[Data extracts]

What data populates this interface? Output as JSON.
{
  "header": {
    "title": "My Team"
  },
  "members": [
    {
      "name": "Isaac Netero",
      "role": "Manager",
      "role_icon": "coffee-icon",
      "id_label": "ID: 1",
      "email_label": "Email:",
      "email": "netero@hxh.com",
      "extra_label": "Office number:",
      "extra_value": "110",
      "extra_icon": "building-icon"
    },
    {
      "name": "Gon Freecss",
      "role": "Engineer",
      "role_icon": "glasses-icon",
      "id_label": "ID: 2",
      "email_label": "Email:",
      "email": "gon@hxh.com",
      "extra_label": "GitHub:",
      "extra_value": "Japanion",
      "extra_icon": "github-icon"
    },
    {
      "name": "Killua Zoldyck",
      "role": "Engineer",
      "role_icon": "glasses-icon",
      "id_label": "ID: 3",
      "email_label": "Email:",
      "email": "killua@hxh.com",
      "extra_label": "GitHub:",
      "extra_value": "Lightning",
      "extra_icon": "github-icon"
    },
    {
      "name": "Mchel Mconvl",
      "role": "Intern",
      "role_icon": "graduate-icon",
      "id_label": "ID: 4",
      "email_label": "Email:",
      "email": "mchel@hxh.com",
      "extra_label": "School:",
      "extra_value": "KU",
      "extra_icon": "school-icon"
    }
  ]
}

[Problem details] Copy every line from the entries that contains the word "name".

[Answer for the task]
      "name": "Isaac Netero",
      "name": "Gon Freecss",
      "name": "Killua Zoldyck",
      "name": "Mchel Mconvl",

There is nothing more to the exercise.